The task
Report the count of lines containing the word "data" in the entries below, and nothing more.

+++++

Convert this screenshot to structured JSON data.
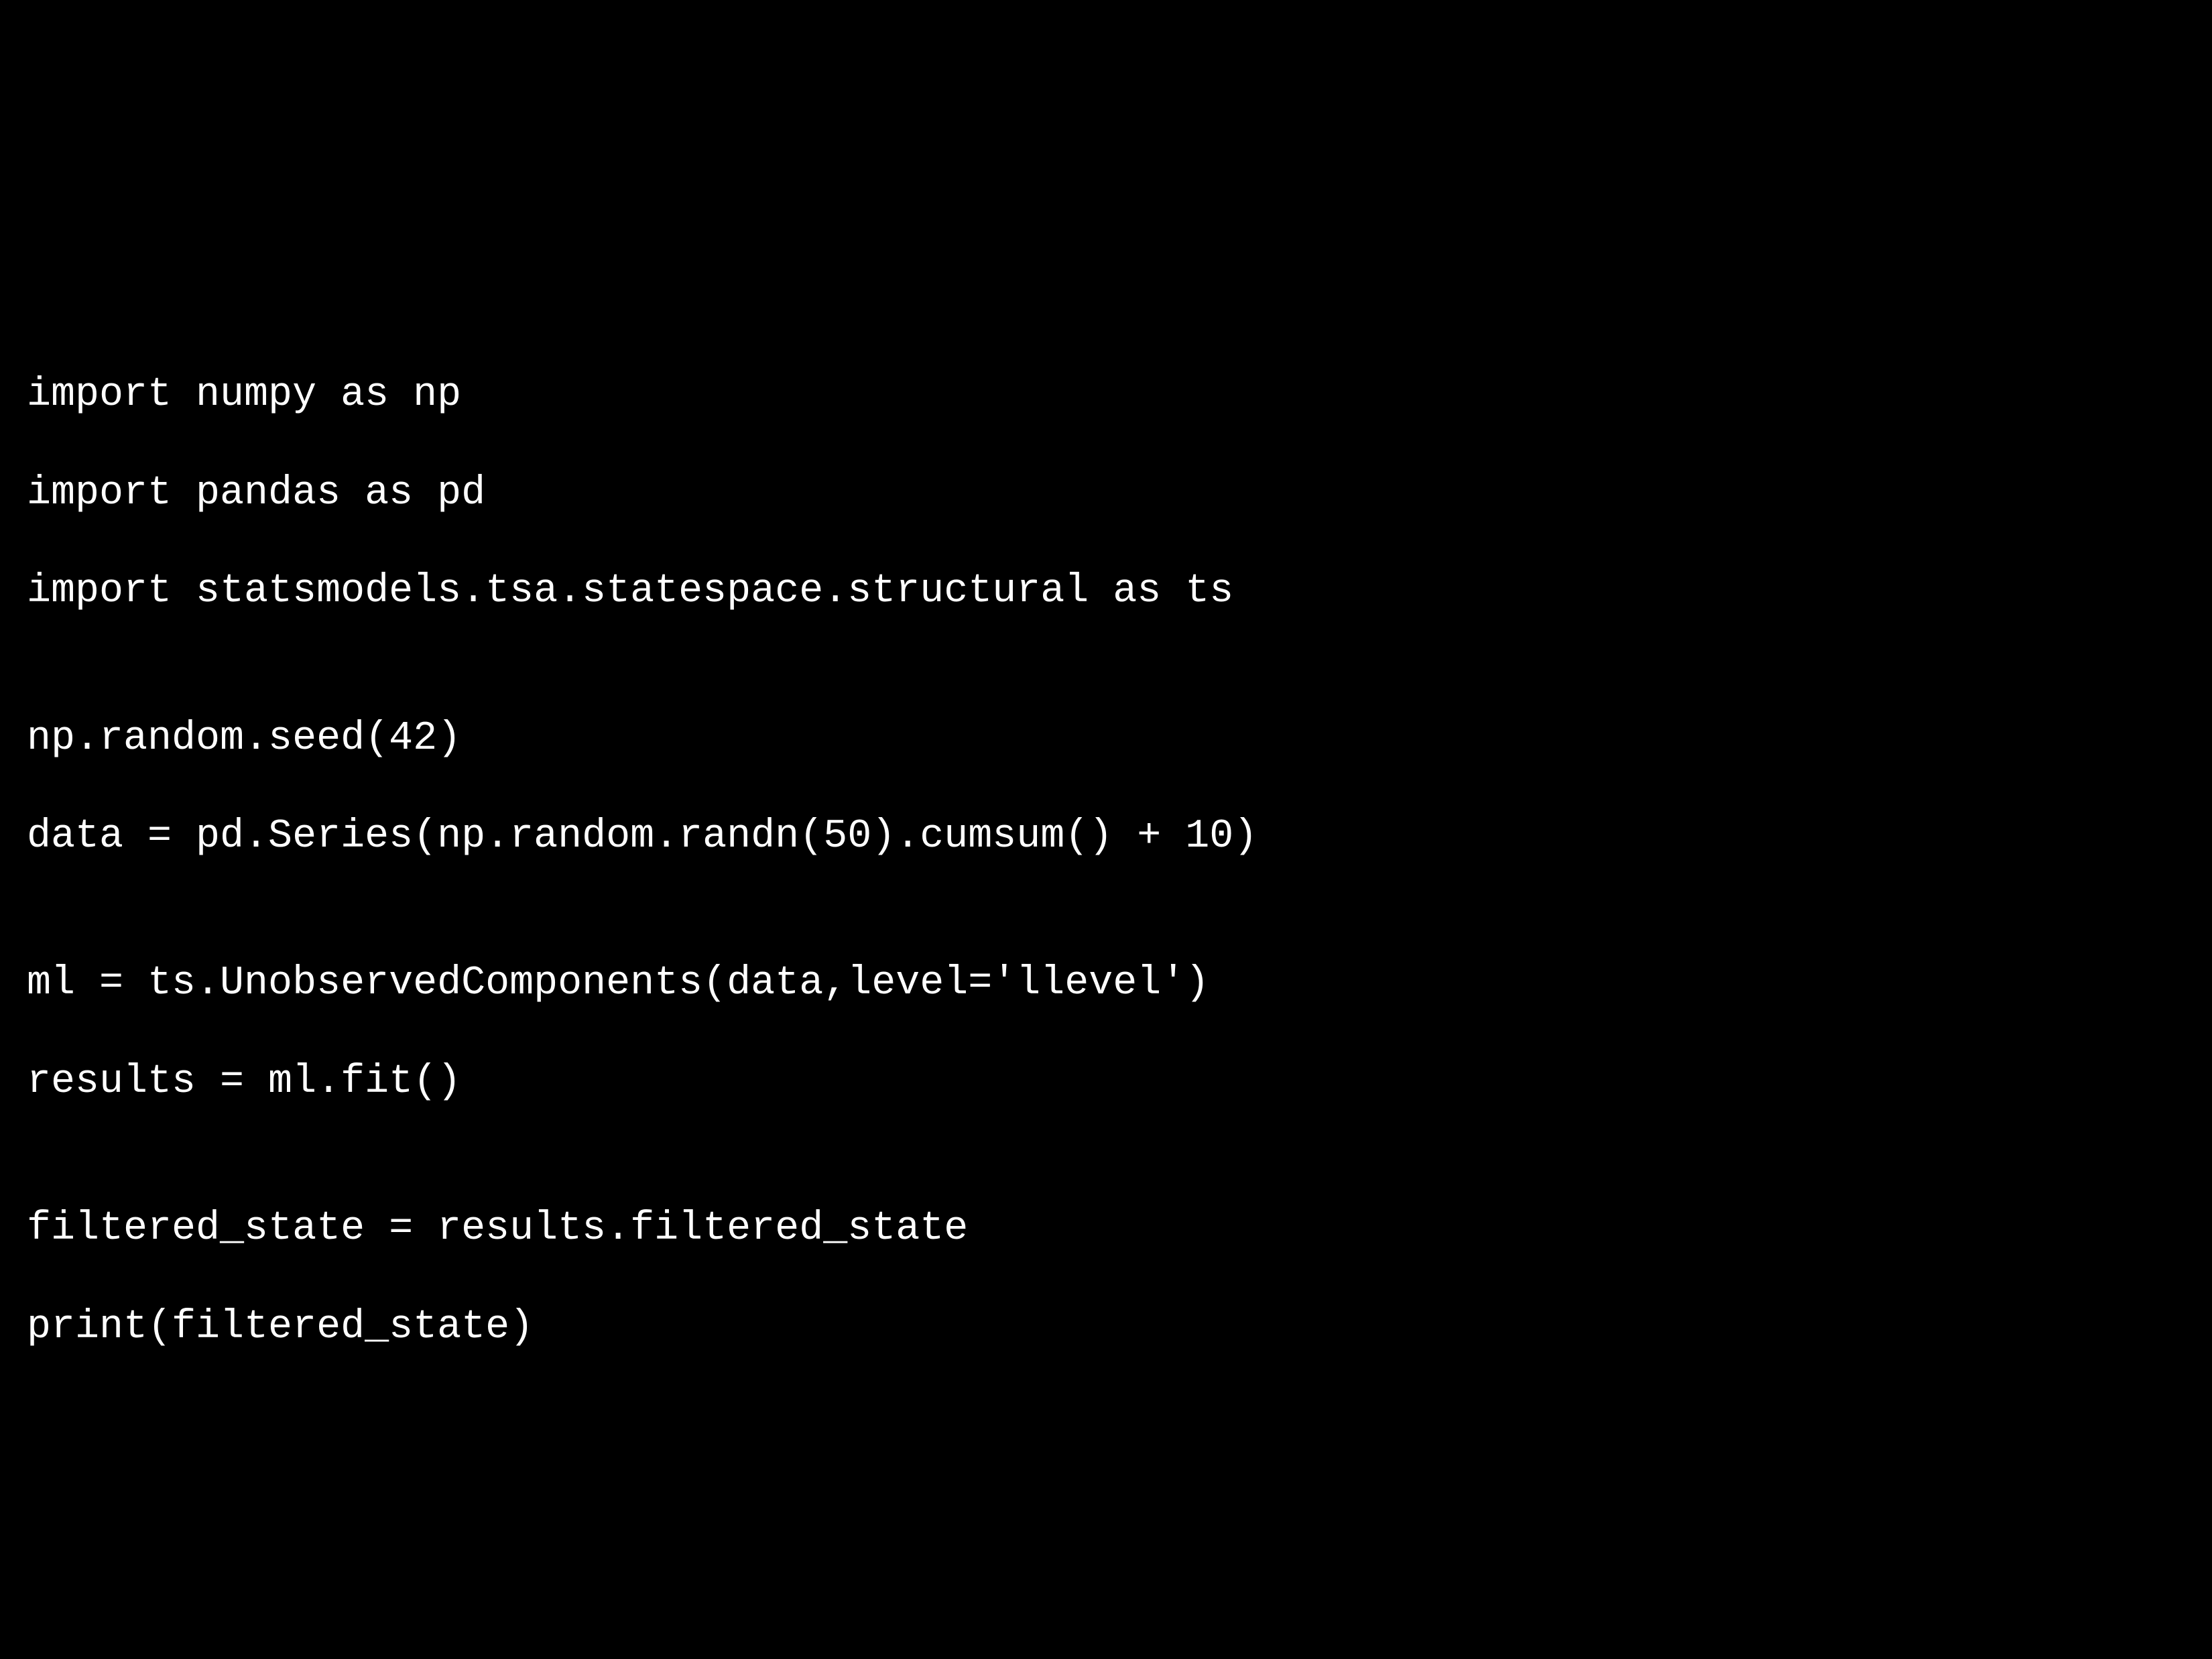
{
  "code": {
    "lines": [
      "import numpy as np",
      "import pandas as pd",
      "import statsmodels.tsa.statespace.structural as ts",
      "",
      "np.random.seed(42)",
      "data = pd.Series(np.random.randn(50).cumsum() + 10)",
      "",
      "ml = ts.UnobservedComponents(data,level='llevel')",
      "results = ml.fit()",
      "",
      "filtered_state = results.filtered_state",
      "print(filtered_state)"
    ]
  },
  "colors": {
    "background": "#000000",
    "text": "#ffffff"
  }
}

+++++

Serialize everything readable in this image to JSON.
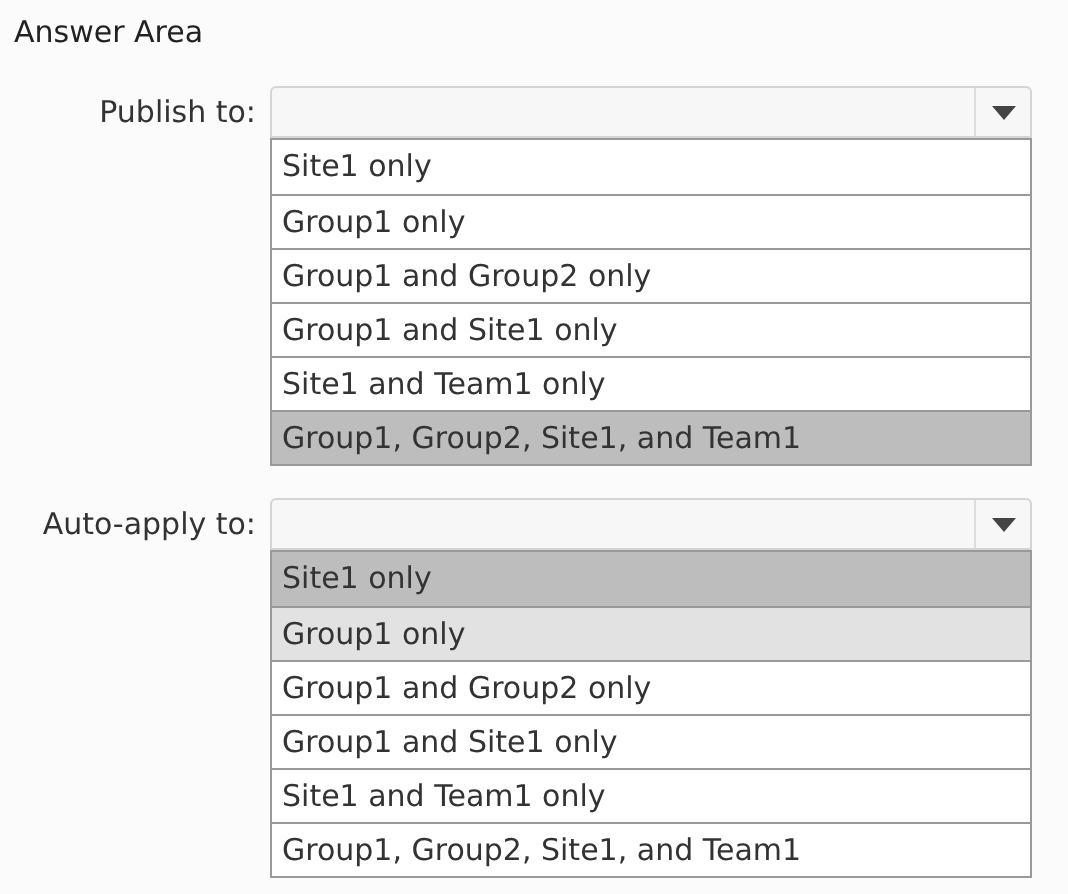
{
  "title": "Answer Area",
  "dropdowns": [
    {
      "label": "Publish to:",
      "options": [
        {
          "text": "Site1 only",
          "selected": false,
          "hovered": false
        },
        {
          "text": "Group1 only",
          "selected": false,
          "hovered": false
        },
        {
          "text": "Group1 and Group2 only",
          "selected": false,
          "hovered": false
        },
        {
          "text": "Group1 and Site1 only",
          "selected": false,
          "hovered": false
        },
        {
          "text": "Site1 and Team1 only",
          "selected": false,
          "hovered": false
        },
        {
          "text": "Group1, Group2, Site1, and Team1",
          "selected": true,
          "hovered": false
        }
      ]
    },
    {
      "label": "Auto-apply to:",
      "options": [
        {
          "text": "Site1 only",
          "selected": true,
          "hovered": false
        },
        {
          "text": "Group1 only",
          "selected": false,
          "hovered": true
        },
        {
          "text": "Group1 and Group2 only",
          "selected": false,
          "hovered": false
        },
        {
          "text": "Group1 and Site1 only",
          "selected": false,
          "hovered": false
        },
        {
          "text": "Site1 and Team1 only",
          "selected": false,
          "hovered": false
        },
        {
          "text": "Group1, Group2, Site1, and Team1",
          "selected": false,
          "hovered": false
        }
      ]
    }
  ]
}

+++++

Your solution
3